I love it when things come together. I went to a party last week and shared a lift home with Alexandra Gill, a food writer I’ve been enjoying reading for a while in the local paper, the Globe and Mail. I was telling her about my plans for ‘Asian Month’ a dine-around of ten different Asian countries and their cuisines in Metro Vancouver. (I’ve been inspired by walking around my new neighbourhood, the West End, in a few short blocks you could eat your way around Asia and I planned to make a good start by setting myself a target of ten new-to-me styles of cuisine by mid-April). Alex said that one thing not to miss was the short but oh, so sweet season of Alaskan King Crab. We swapped numbers and a few days later, I got the call… The Crab Had Landed.
I drove across Vancouver to Marpole to the Red Star Seafood http://redstarvancouver.com/en/ restaurant to join a table of 12 crab aficionados and had probably one of the most exciting meals I’ve had for some time. I’ll confess; I know less than nothing about Asian food, so very nearly every mouthful I ate that night was new to me and – apart from the red bean soup for dessert, which I found watery and rather weird – I loved it all. There was a great deal of intense discussion about exactly how much crab we needed. The largest was a 10 pounder and that wouldn’t be enough for our group but it seemed that the consensus was that two smaller crabs wouldn’t yield enough meat, so a large and a small was decided on. Then, a seemingly-furious debate kicked off about what else to have and how to have it. I sat back, beaming as the melodic Cantonese washed over my head.
The crabs were bought to the table in a huge bowl, waving their spiny legs. OK, so I didn’t expect them to be alive but hey – at least you know it’s fresh! One of Alex’s friends, Lee, was born in Hong Kong and was incredibly kind answering my questions all night, he told me that ordering was important; there needed to be a balance of cooking styles, of heat and spice, of vegetables, fish and meat – it would be a bad meal if everything was cooked the same. Imagine applying this to European or North American dining styles – so many meals are ‘a roast’ or a fry-up – greedy gal that I am, I love the idea of mixing everything up.
We had the crab five different ways; its legs came first, butchered into little cigars, served with steamed minced garlic. It tasted sweet and buttery – all from its own juice. Next my favourite, the crab knuckles fried with spicy garlic chips ‘hurricane shelter-style’. There was so much juicy meat, it was almost like a chunky cod goujon, but eye-poppingly hot. The knuckles were also cooked a second, milder way with spring onions, ginger and ‘first draw’ soy sauce.

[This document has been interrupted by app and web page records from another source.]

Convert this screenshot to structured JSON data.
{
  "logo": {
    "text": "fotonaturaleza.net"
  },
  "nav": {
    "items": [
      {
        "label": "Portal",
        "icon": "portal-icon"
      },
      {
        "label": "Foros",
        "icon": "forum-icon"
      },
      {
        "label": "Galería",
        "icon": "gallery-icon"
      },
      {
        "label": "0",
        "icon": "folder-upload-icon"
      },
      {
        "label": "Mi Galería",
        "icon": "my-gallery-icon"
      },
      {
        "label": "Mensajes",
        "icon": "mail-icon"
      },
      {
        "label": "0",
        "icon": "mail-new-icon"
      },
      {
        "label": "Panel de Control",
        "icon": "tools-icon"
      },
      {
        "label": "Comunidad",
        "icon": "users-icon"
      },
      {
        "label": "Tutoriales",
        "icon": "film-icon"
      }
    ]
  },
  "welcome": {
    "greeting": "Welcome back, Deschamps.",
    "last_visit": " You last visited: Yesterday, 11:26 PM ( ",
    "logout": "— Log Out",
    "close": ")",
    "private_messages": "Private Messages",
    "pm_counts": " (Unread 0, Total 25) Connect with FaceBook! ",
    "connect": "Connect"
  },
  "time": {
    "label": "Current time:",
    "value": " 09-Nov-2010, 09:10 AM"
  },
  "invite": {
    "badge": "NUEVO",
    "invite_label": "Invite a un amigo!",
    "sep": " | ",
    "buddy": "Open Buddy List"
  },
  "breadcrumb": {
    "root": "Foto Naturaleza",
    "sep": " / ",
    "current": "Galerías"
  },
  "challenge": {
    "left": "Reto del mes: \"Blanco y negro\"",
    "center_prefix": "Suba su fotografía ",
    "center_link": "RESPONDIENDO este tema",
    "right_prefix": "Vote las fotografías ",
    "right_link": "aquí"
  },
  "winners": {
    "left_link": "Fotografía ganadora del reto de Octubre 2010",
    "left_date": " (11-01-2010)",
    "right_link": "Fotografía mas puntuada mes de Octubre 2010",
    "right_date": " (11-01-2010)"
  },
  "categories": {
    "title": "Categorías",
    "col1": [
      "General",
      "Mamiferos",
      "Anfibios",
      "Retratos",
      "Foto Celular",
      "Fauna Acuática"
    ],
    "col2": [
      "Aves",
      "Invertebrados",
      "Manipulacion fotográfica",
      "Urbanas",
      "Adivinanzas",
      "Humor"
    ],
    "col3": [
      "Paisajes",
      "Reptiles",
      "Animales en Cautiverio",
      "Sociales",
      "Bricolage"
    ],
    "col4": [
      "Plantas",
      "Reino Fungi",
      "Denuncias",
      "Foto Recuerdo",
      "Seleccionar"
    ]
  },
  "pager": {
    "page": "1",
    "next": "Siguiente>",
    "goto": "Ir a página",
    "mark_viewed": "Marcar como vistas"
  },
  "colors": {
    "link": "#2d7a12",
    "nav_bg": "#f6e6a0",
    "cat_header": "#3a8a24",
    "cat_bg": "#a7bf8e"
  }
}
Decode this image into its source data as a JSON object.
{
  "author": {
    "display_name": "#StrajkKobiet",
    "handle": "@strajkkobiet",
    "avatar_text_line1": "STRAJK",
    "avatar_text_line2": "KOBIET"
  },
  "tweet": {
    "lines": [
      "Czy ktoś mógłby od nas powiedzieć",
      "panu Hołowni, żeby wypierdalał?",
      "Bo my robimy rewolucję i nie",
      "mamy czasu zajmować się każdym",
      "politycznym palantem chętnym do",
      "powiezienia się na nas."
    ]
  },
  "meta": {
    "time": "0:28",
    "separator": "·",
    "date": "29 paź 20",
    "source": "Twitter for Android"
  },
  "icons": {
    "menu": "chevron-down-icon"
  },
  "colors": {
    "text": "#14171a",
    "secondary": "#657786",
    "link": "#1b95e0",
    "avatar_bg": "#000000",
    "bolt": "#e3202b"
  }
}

A noodle dish next, delicate noodles tossed in crab sauce, then a Portuguese baked rice dish, sweet with coconut milk and flecked with crab meat. The noodles and rice were presented at the table, stuffed into the head of the crab and then taken away and bought back in small bowls. Two different vivid green veggie plates, pea tips with garlic and gai lan (chinese broccoli) with ginger. Lee showed me the care that the chefs had taken as every single stem had a small leaf attached, just as it was meant to. Beautiful.
I was dizzy with food at this point. Everything so new and so delicious. We also had a peking duck, first the skin with pancakes and a plum sauce, then the rest of the duck, chopped which went into a crisp lettuce leaf with another spoon of that lip-smacking plum sauce. Finally, the best sweet and sour pork I have ever tasted. I’ve never enjoyed Chinese food in the UK – and yes, before you say so – undoubtedly I was just going to the wrong places, but it feels like there are no wrong places to eat Asian food here in Vancouver. The city has an almost 20% Asian population – that means the different Asian foods available are going to be authentic, fresh and plentiful. This is a great start to ‘Asian month’ – I cannot wait to see what else this city has for me to tuck into and I’m already excited about the arrival of the King Crab next year.